Task directions
Wherever the word "more" appears in a line of the data, that line should be copied.

Record extracts

[Start of section]

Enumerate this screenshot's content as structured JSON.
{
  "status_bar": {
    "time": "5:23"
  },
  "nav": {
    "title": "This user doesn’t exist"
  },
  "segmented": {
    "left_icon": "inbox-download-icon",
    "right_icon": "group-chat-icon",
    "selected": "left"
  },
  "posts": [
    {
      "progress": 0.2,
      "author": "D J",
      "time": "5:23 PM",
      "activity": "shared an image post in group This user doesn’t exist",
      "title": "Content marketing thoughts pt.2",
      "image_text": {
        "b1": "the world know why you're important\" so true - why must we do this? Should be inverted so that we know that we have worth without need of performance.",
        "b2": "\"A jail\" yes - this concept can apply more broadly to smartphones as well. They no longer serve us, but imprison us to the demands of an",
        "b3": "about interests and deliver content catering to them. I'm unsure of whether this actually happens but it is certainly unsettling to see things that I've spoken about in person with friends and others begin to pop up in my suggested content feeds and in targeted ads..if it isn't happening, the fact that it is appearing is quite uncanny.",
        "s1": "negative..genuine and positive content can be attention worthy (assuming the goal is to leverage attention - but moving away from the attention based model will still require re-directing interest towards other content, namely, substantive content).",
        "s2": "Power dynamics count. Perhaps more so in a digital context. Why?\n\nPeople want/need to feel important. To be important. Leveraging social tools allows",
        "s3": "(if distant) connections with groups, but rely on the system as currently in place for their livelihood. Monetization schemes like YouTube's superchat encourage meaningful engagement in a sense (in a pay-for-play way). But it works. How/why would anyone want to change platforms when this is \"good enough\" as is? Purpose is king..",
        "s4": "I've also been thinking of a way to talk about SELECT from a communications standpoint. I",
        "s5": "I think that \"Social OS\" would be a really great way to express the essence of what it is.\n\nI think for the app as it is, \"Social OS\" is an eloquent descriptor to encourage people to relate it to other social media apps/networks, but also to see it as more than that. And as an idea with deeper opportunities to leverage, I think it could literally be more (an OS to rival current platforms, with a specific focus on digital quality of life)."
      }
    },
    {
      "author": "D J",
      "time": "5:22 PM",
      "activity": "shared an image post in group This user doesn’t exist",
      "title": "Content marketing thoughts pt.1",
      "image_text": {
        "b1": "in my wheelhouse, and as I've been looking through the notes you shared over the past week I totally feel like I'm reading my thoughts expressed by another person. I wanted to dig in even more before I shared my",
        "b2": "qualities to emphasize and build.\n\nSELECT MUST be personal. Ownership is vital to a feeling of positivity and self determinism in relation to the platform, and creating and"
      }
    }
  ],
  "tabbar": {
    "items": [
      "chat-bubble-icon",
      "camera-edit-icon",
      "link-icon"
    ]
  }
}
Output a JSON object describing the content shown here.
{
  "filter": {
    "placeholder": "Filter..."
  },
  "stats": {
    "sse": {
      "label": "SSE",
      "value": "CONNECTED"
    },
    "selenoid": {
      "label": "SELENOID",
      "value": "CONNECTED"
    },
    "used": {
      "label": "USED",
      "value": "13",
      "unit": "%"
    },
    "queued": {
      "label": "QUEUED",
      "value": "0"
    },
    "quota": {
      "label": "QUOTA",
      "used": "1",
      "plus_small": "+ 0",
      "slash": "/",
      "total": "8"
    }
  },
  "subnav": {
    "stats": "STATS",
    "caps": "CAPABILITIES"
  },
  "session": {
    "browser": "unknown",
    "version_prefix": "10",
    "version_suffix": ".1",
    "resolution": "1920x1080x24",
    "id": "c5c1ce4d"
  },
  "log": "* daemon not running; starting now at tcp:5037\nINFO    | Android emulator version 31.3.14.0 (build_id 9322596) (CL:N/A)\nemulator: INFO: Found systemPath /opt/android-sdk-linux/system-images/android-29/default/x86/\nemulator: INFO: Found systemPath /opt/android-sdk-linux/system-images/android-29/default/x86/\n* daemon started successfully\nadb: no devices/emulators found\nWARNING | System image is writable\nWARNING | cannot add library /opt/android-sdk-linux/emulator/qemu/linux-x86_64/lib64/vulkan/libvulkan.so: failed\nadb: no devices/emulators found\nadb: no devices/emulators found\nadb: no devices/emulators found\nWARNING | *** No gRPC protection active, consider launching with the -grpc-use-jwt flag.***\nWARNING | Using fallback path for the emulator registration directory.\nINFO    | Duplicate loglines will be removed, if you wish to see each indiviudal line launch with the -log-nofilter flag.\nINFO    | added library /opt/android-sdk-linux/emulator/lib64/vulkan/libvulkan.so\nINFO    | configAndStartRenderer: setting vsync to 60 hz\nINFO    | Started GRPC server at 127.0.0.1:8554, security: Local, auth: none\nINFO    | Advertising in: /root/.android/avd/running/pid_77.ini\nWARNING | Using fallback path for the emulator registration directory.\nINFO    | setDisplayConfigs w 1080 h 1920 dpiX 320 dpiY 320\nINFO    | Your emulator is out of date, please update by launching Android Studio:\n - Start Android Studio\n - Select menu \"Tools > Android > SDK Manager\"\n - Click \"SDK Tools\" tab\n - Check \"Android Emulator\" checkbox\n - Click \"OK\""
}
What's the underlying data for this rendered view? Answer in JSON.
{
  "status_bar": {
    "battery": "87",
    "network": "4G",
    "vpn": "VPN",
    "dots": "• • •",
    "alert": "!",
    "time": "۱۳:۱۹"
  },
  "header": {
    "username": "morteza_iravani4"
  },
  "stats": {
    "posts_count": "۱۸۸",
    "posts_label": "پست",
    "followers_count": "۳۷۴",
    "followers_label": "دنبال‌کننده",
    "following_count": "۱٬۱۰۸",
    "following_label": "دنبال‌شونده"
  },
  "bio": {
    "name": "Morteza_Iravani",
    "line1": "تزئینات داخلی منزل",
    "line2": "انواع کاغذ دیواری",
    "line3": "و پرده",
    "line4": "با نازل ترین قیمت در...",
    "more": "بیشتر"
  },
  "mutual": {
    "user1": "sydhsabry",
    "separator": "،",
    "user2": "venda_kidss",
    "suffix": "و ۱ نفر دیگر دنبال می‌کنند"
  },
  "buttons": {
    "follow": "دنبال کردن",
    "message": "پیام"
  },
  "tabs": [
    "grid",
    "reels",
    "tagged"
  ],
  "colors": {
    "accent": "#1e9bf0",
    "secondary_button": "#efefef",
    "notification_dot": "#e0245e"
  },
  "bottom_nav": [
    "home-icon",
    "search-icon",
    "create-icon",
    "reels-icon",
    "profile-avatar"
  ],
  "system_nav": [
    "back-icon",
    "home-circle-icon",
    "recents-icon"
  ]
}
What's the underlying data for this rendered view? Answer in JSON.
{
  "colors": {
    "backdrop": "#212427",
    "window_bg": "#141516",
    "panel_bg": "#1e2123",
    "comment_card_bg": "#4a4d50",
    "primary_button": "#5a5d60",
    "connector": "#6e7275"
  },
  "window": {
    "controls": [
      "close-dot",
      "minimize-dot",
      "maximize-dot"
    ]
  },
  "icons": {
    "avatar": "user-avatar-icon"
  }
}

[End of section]

The completed task
        "b2": "\"A jail\" yes - this concept can apply more broadly to smartphones as well. They no longer serve us, but imprison us to the demands of an",
        "s2": "Power dynamics count. Perhaps more so in a digital context. Why?\n\nPeople want/need to feel important. To be important. Leveraging social tools allows",
        "s5": "I think that \"Social OS\" would be a really great way to express the essence of what it is.\n\nI think for the app as it is, \"Social OS\" is an eloquent descriptor to encourage people to relate it to other social media apps/networks, but also to see it as more than that. And as an idea with deeper opportunities to leverage, I think it could literally be more (an OS to rival current platforms, with a specific focus on digital quality of life)."
        "b1": "in my wheelhouse, and as I've been looking through the notes you shared over the past week I totally feel like I'm reading my thoughts expressed by another person. I wanted to dig in even more before I shared my",
    "more": "بیشتر"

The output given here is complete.